Dataset records:
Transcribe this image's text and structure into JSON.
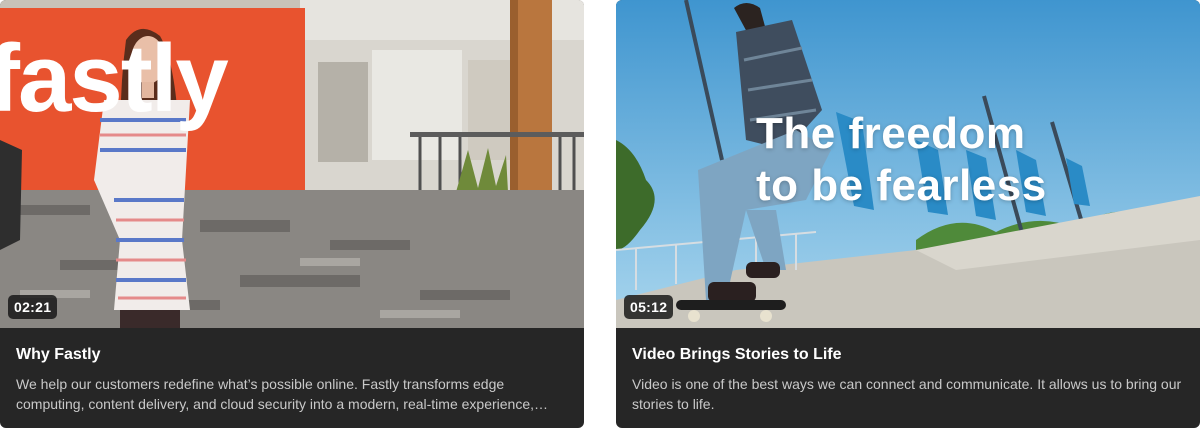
{
  "videos": [
    {
      "duration": "02:21",
      "title": "Why Fastly",
      "description": "We help our customers redefine what’s possible online. Fastly transforms edge computing, content delivery, and cloud security into a modern, real-time experience, providing fast…",
      "logo_text": "fastly"
    },
    {
      "duration": "05:12",
      "title": "Video Brings Stories to Life",
      "description": "Video is one of the best ways we can connect and communicate. It allows us to bring our stories to life.",
      "overlay_line1": "The freedom",
      "overlay_line2": "to be fearless"
    }
  ],
  "colors": {
    "card_bg": "#262626",
    "title": "#ffffff",
    "description": "#c9c9c9",
    "brand_orange": "#e8532f",
    "sky": "#4aa3d8"
  }
}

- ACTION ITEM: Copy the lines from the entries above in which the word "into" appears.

- EXERCISE RESULT:
Transcribe this image's text and structure into JSON.
      "description": "We help our customers redefine what’s possible online. Fastly transforms edge computing, content delivery, and cloud security into a modern, real-time experience, providing fast…",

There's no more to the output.